■ **Task to complete**:
The lines below that include the word "icon" are to be reported.

• • • •

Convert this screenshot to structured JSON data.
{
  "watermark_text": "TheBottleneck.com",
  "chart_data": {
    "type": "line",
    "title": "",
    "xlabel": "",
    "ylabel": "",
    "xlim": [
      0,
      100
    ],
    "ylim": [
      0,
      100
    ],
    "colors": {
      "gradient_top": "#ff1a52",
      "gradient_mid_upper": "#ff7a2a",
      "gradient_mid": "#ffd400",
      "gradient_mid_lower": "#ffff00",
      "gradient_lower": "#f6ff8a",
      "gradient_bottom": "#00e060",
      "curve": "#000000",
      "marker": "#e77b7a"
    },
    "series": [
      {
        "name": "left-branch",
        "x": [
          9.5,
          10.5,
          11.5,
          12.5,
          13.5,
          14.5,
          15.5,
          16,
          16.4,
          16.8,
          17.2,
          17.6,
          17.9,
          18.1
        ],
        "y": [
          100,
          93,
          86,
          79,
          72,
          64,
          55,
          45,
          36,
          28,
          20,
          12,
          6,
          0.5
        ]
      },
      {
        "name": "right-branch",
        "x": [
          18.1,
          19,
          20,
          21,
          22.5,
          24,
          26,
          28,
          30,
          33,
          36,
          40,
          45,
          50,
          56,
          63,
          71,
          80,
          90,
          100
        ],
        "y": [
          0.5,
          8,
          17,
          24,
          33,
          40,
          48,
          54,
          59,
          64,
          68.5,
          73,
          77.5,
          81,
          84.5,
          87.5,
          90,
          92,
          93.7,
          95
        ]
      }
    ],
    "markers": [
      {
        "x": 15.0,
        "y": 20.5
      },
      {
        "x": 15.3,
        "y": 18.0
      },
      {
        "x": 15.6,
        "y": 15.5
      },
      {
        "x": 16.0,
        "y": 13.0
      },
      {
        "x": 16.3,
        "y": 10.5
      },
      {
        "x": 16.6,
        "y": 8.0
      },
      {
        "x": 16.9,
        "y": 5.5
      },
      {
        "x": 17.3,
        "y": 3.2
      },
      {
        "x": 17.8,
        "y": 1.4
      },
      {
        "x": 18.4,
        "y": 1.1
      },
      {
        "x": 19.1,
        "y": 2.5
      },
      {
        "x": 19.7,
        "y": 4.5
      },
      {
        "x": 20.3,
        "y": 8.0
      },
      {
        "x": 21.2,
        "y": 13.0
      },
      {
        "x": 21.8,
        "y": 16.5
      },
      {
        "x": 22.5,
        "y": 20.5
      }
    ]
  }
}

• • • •

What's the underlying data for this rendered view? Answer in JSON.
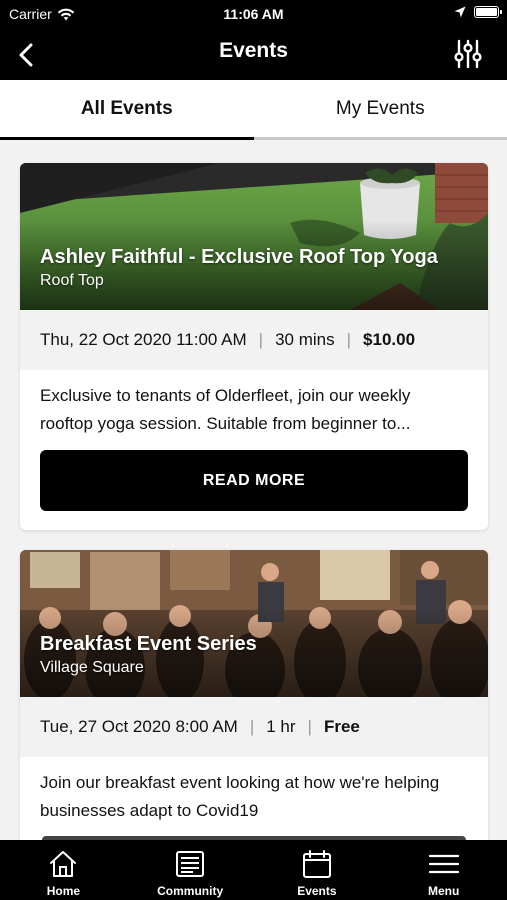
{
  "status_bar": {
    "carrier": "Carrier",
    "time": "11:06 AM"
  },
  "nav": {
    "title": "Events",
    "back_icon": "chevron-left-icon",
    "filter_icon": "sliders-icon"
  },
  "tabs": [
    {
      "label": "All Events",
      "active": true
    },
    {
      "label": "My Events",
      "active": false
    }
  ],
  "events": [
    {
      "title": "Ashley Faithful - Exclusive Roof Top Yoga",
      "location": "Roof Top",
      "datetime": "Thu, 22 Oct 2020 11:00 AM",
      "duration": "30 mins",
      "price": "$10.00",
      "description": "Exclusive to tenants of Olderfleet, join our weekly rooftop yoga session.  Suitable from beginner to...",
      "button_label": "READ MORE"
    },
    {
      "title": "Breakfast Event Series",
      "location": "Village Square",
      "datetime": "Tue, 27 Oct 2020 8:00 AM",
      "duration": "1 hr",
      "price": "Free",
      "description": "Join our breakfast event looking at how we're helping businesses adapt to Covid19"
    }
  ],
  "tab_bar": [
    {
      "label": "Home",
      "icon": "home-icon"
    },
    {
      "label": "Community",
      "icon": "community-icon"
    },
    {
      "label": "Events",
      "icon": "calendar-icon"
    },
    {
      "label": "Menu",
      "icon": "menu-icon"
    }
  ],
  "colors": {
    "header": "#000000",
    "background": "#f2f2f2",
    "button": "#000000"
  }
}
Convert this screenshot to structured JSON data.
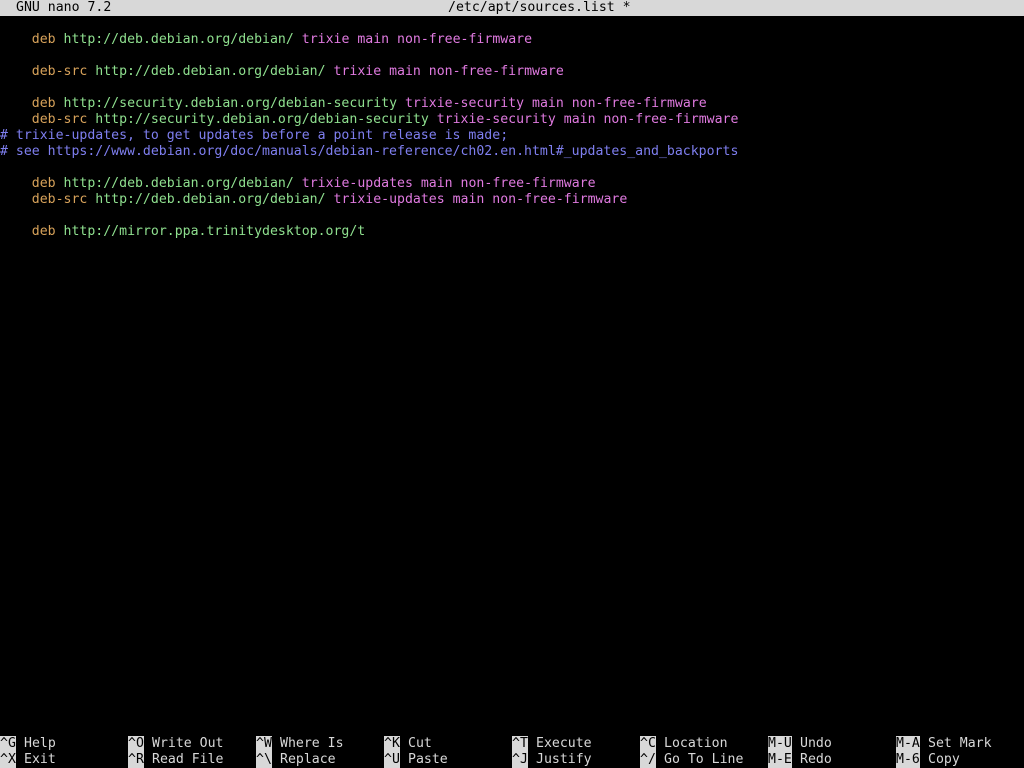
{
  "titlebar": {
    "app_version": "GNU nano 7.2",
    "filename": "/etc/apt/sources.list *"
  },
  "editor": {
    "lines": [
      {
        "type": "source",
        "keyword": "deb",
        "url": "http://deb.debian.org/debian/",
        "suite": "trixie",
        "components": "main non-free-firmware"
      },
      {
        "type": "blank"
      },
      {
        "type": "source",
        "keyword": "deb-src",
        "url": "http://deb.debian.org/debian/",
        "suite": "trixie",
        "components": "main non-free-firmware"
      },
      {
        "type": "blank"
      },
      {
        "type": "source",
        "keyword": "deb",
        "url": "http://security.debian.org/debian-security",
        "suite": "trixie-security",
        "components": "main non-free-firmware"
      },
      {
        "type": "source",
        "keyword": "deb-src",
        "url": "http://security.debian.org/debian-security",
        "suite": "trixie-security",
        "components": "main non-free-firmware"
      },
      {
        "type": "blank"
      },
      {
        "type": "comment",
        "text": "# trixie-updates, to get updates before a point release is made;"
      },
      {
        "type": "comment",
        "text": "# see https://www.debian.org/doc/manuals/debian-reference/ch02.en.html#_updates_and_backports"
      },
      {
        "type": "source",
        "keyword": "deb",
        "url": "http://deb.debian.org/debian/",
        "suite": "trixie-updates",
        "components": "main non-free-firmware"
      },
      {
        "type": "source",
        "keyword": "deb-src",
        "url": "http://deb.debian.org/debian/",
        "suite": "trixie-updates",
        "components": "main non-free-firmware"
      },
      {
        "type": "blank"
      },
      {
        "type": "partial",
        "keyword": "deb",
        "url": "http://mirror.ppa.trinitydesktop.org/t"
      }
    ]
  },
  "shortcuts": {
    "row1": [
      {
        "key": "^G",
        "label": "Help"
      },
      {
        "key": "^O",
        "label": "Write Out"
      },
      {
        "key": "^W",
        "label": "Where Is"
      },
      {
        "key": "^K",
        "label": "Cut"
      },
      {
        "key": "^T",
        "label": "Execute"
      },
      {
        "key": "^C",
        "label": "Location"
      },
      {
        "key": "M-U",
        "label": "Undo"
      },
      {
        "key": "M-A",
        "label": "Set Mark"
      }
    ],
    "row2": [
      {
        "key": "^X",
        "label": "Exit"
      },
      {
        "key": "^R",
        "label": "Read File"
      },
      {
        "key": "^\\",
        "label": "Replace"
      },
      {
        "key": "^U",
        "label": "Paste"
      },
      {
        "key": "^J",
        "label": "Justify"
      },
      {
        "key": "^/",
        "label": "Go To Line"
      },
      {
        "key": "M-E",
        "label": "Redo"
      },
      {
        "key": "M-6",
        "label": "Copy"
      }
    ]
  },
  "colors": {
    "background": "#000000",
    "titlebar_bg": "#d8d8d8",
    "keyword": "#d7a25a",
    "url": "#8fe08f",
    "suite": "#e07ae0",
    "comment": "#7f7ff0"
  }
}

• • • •

■ **Response**:
    "back_icon": "chevron-left-icon",
    "filter_icon": "sliders-icon"
      "icon": "home-icon"
      "icon": "community-icon"
      "icon": "calendar-icon"
      "icon": "menu-icon"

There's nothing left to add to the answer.